upon the process in a rather simple way. Since molecules are always
in motion, the addition of heat,however small, will increase the
velocity of the molecules in both sheets of metal. At a certain
point (tempature) the velocity of these molecules will permit some
to escape from the surface and if there is no barrier between the
two surfaces, such as air or an oxide of a metal, these molecules
can intermingle with each other and thereby create a bond. The
burnishing creates that intimacy of contact which permits this
intermingling of enough molecules to effect this attachment. This is
not like the fusion metals which takes place in creating a billet for
mokume gane technique.

I know this may be a simple explanation and may not be entirely
scientific, but it helps me understand the process. Perhaps our
resident scientist John can offer an explanation.
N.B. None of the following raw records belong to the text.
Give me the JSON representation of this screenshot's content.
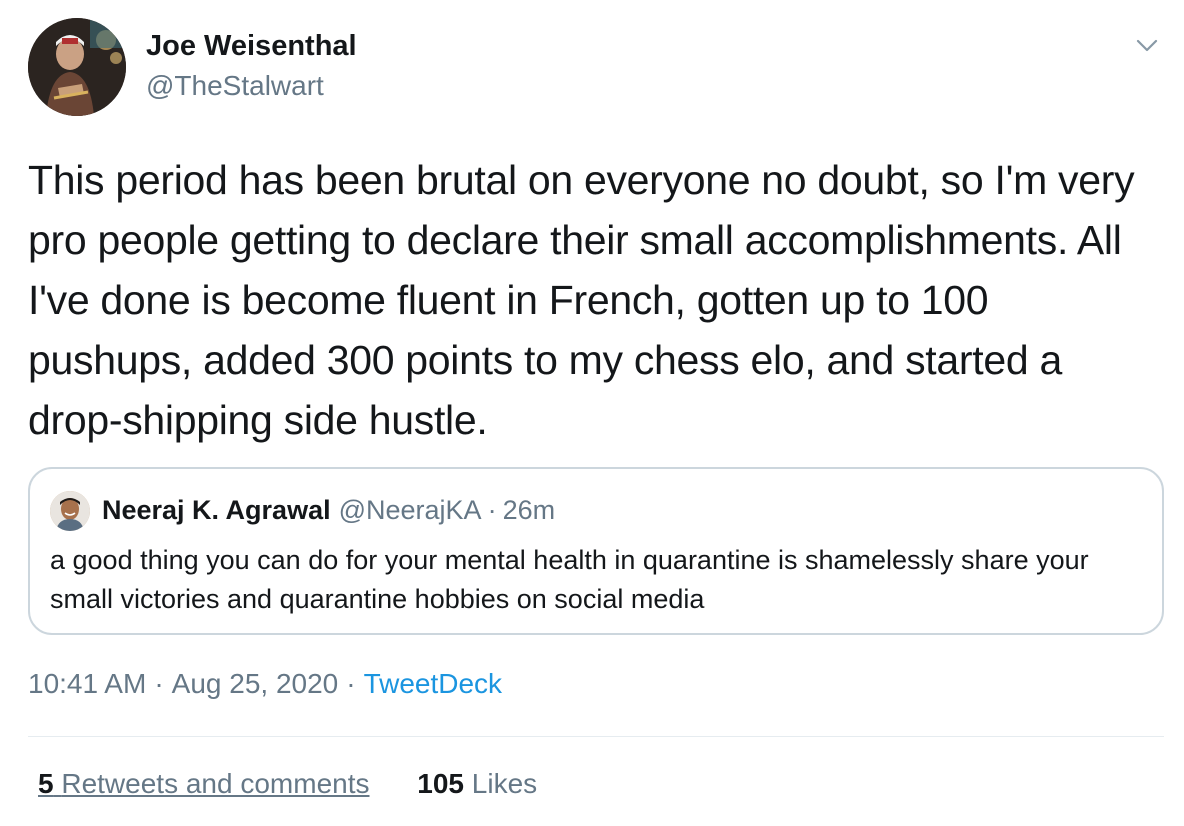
{
  "author": {
    "name": "Joe Weisenthal",
    "handle": "@TheStalwart",
    "avatar_icon": "profile-photo"
  },
  "tweet": {
    "text": "This period has been brutal on everyone no doubt, so I'm very pro people getting to declare their small accomplishments. All I've done is become fluent in French, gotten up to 100 pushups, added 300 points to my chess elo, and started a drop-shipping side hustle."
  },
  "quoted": {
    "name": "Neeraj K. Agrawal",
    "handle": "@NeerajKA",
    "separator": "·",
    "time": "26m",
    "text": "a good thing you can do for your mental health in quarantine is shamelessly share your small victories and quarantine hobbies on social media"
  },
  "meta": {
    "time": "10:41 AM",
    "date": "Aug 25, 2020",
    "source": "TweetDeck",
    "separator": "·"
  },
  "stats": {
    "retweets_count": "5",
    "retweets_label": "Retweets and comments",
    "likes_count": "105",
    "likes_label": "Likes"
  },
  "icons": {
    "more": "chevron-down-icon"
  },
  "colors": {
    "link": "#1b95e0",
    "secondary_text": "#657786",
    "border": "#ccd6dd"
  }
}
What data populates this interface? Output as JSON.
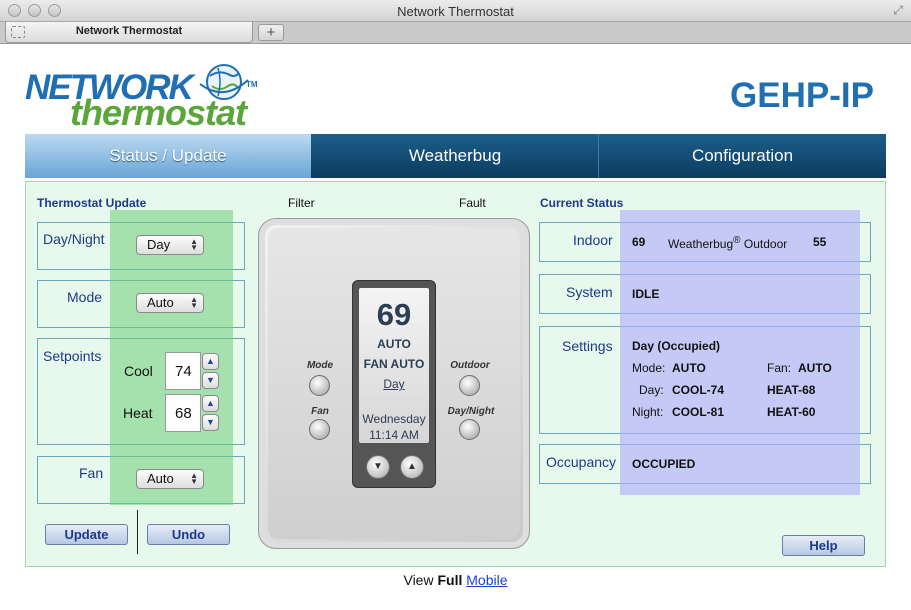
{
  "window": {
    "title": "Network Thermostat",
    "tab_label": "Network Thermostat",
    "new_tab": "+"
  },
  "header": {
    "logo_top": "NETWORK",
    "logo_bottom": "thermostat",
    "logo_tm": "TM",
    "model": "GEHP-IP"
  },
  "nav": {
    "tabs": [
      {
        "label": "Status / Update",
        "active": true
      },
      {
        "label": "Weatherbug"
      },
      {
        "label": "Configuration"
      }
    ]
  },
  "update": {
    "title": "Thermostat Update",
    "day_night": {
      "label": "Day/Night",
      "value": "Day"
    },
    "mode": {
      "label": "Mode",
      "value": "Auto"
    },
    "setpoints": {
      "label": "Setpoints",
      "cool_label": "Cool",
      "cool_value": "74",
      "heat_label": "Heat",
      "heat_value": "68"
    },
    "fan": {
      "label": "Fan",
      "value": "Auto"
    },
    "update_button": "Update",
    "undo_button": "Undo"
  },
  "device": {
    "filter_label": "Filter",
    "fault_label": "Fault",
    "temp": "69",
    "mode_line": "AUTO",
    "fan_line": "FAN AUTO",
    "day_link": "Day",
    "weekday": "Wednesday",
    "time": "11:14 AM",
    "mode_btn": "Mode",
    "fan_btn": "Fan",
    "outdoor_btn": "Outdoor",
    "daynight_btn": "Day/Night"
  },
  "status": {
    "title": "Current Status",
    "indoor_label": "Indoor",
    "indoor_value": "69",
    "weatherbug_label": "Weatherbug",
    "registered": "®",
    "outdoor_label": "Outdoor",
    "outdoor_value": "55",
    "system_label": "System",
    "system_value": "IDLE",
    "settings_label": "Settings",
    "settings_head": "Day (Occupied)",
    "mode_key": "Mode:",
    "mode_val": "AUTO",
    "fan_key": "Fan:",
    "fan_val": "AUTO",
    "day_key": "Day:",
    "day_cool": "COOL-74",
    "day_heat": "HEAT-68",
    "night_key": "Night:",
    "night_cool": "COOL-81",
    "night_heat": "HEAT-60",
    "occupancy_label": "Occupancy",
    "occupancy_value": "OCCUPIED",
    "help_button": "Help"
  },
  "footer": {
    "view": "View",
    "full": "Full",
    "mobile": "Mobile"
  },
  "icons": {
    "globe": "globe-logo-icon",
    "dropdown": "select-arrows-icon",
    "spin_up": "chevron-up-icon",
    "spin_down": "chevron-down-icon"
  }
}
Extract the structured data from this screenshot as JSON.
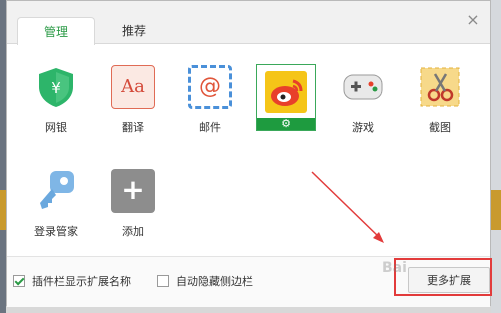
{
  "tabs": [
    {
      "label": "管理",
      "active": true
    },
    {
      "label": "推荐",
      "active": false
    }
  ],
  "close_label": "×",
  "apps": [
    {
      "label": "网银",
      "icon": "bank-shield-icon"
    },
    {
      "label": "翻译",
      "icon": "translate-icon",
      "glyph": "Aa"
    },
    {
      "label": "邮件",
      "icon": "mail-icon",
      "glyph": "@"
    },
    {
      "label": "",
      "icon": "weibo-icon",
      "selected": true,
      "bar_glyph": "⚙"
    },
    {
      "label": "游戏",
      "icon": "gamepad-icon"
    },
    {
      "label": "截图",
      "icon": "screenshot-icon"
    },
    {
      "label": "登录管家",
      "icon": "key-icon"
    },
    {
      "label": "添加",
      "icon": "add-icon",
      "glyph": "+"
    }
  ],
  "footer": {
    "show_names": {
      "label": "插件栏显示扩展名称",
      "checked": true
    },
    "auto_hide": {
      "label": "自动隐藏侧边栏",
      "checked": false
    },
    "more_button": "更多扩展"
  },
  "watermark": "Bai"
}
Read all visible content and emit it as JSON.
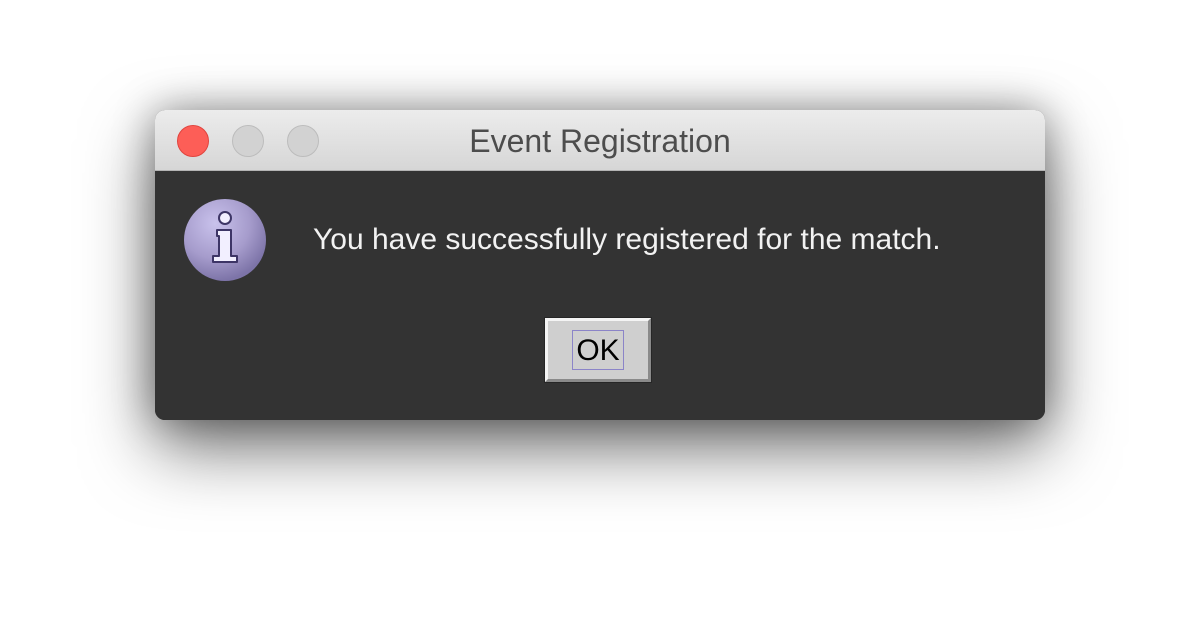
{
  "window": {
    "title": "Event Registration"
  },
  "message": {
    "text": "You have successfully registered for the match."
  },
  "buttons": {
    "ok_label": "OK"
  },
  "icons": {
    "window_controls": [
      "close-icon",
      "minimize-icon",
      "zoom-icon"
    ],
    "dialog_icon": "info-icon"
  },
  "colors": {
    "dialog_background": "#333333",
    "titlebar_background": "#e3e3e3",
    "close_button": "#fd5e57",
    "inactive_button": "#d2d2d2",
    "message_text": "#f2f2f2",
    "info_icon": "#a79fcc",
    "ok_button": "#cfcfcf"
  }
}
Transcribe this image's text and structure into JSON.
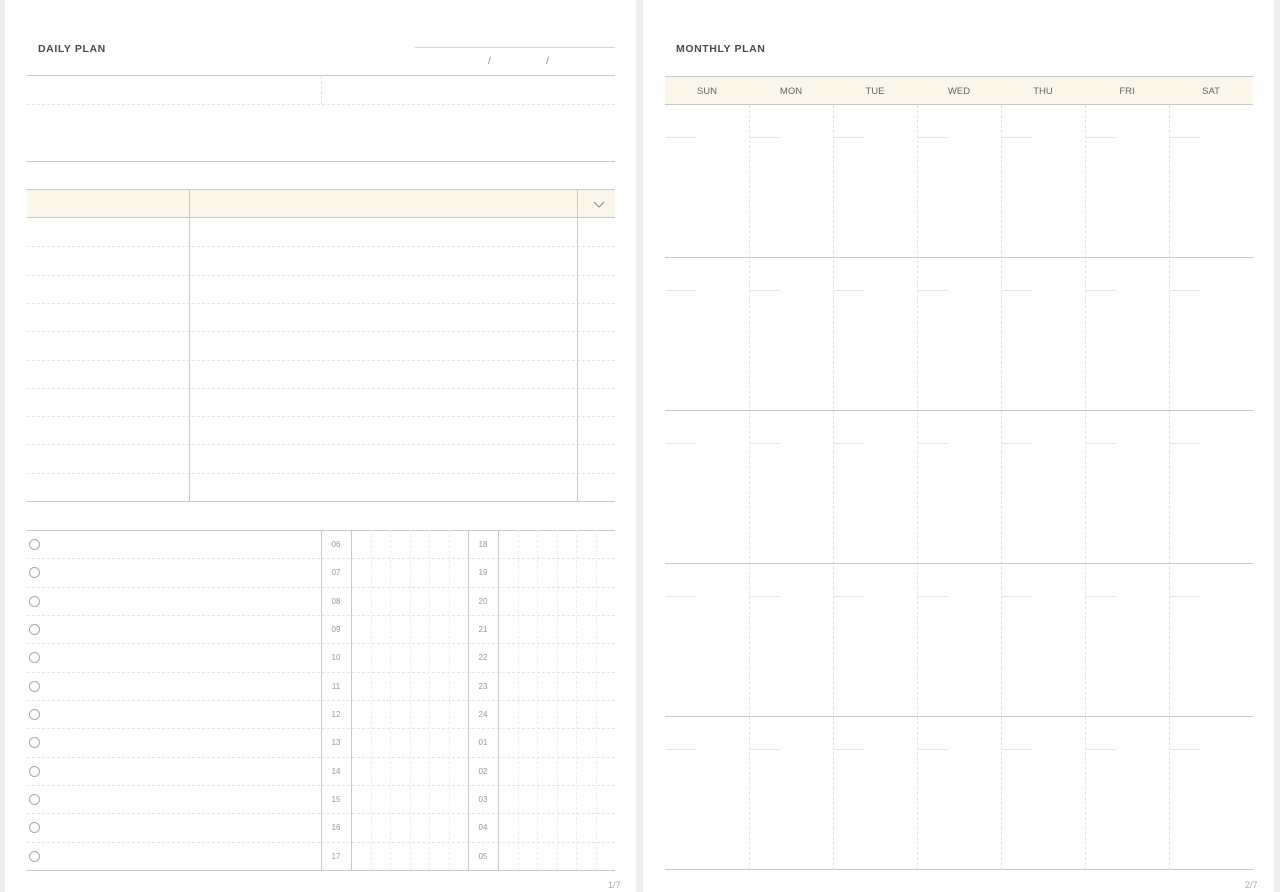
{
  "daily": {
    "title": "DAILY PLAN",
    "date_separator": "/",
    "page_number": "1/7",
    "hours_left": [
      "06",
      "07",
      "08",
      "09",
      "10",
      "11",
      "12",
      "13",
      "14",
      "15",
      "16",
      "17"
    ],
    "hours_right": [
      "18",
      "19",
      "20",
      "21",
      "22",
      "23",
      "24",
      "01",
      "02",
      "03",
      "04",
      "05"
    ],
    "task_table": {
      "check_icon": "checkmark-icon"
    },
    "todo_icon": "circle-checkbox-icon"
  },
  "monthly": {
    "title": "MONTHLY PLAN",
    "page_number": "2/7",
    "days": [
      "SUN",
      "MON",
      "TUE",
      "WED",
      "THU",
      "FRI",
      "SAT"
    ]
  },
  "colors": {
    "header_fill": "#faf6e9",
    "title_highlight": "#f6e6bd",
    "line": "#c9c9c9"
  }
}
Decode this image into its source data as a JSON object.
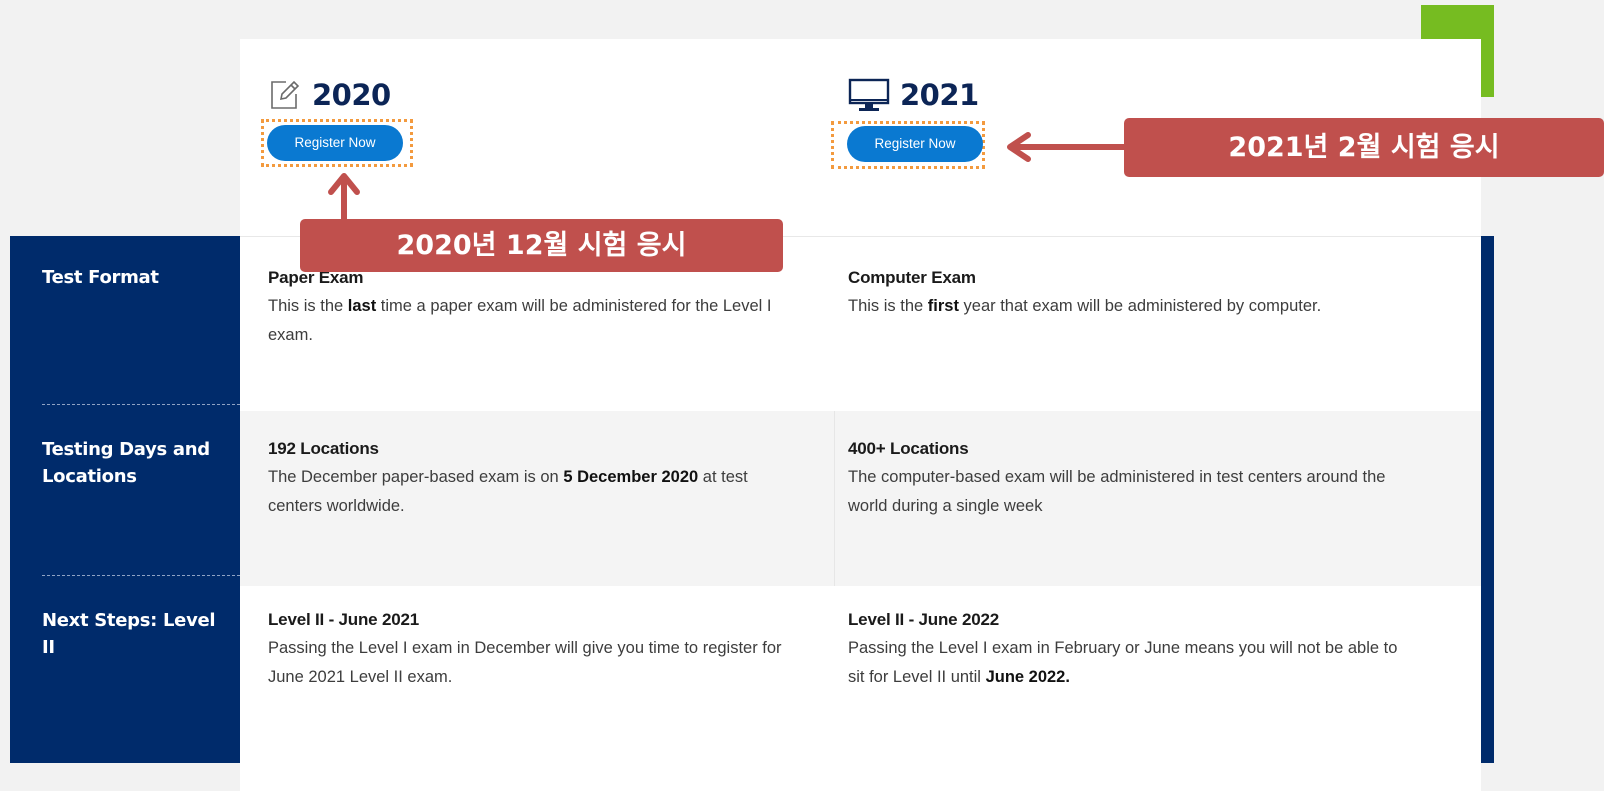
{
  "columns": [
    {
      "year": "2020",
      "icon": "edit-pencil-icon",
      "register_label": "Register Now",
      "callout": "2020년 12월 시험 응시"
    },
    {
      "year": "2021",
      "icon": "computer-monitor-icon",
      "register_label": "Register Now",
      "callout": "2021년 2월 시험 응시"
    }
  ],
  "rows": [
    {
      "label": "Test Format",
      "cells": [
        {
          "title": "Paper Exam",
          "pre": "This is the ",
          "strong": "last",
          "post": " time a paper exam will be administered for the Level I exam."
        },
        {
          "title": "Computer Exam",
          "pre": "This is the ",
          "strong": "first",
          "post": " year that exam will be administered by computer."
        }
      ]
    },
    {
      "label": "Testing Days and Locations",
      "cells": [
        {
          "title": "192 Locations",
          "pre": "The December paper-based exam is on ",
          "strong": "5 December 2020",
          "post": " at test centers worldwide."
        },
        {
          "title": "400+ Locations",
          "pre": "The computer-based exam will be administered in test centers around the world during a single week",
          "strong": "",
          "post": ""
        }
      ]
    },
    {
      "label": "Next Steps: Level II",
      "cells": [
        {
          "title": "Level II - June 2021",
          "pre": "Passing the Level I exam in December will give you time to register for June 2021 Level II exam.",
          "strong": "",
          "post": ""
        },
        {
          "title": "Level II - June 2022",
          "pre": "Passing the Level I exam in February or June means you will not be able to sit for Level II until ",
          "strong": "June 2022.",
          "post": ""
        }
      ]
    }
  ],
  "colors": {
    "navy": "#002b6b",
    "button_blue": "#0a79d1",
    "callout_red": "#c0504d",
    "dotted_orange": "#f39a3e",
    "accent_green": "#76bc21"
  }
}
Joe Dule


#8
 This is not like the fusion metals which takes place in creating a
billet for mokume gane technique.

Joe I must disagree, this is exactly the process that is used in
diffusion mokume gane the only difference is the time is longer and
temperature is higher to create a stronger bond. The pressure is
provided by bolts or wires instead of a burnisher. The higher temp
and the longer time help to overcome the presence of oxides that are
present on lower karat alloys and base metals but it is the same
process on an molecular scale.

Jim.


#9
 Joe I must disagree, this is exactly the process that is used in
diffusion mokume gane the only difference is the time is longer
and temperature is higher to create a stronger bond. 

Dear Jim, Thank you for the explanation and I accept your
correction. My feeling was that an oxide barrier does prevent the
diffusion of atoms between the metals in the Keum Boo technique and
therefore requires the use of pure metals, or alloys without the
inclusion of base metals. I have keum booed 18K, 14K and 12K alloys
quite readily as long as no base metal was a part of the alloy. But
I have not been able to bond commercially prepared gold alloys by
the low heat and burnishing technique. Though C.L. Brain has
indicated that the attachment of Gold sheet to a billet of silver is
different in the Doublee technique is different from that which
occurs in Keum Boo, I have always felt it to be quite similar.

Thanks for the explanation of why we are able to overcome the oxide
barrier in doing Mokume gane but not Keum Boo. Joe Dule


#10

Thanks to Jim, Peter, Jayne, Joe, Mark, Pam, and the others who took
the time to clarify the fascinating process of diffusion bonding
which we have come to call Keum-Boo. No matter how much I learn
about precious metals, I am still awed at what they can do.

Alan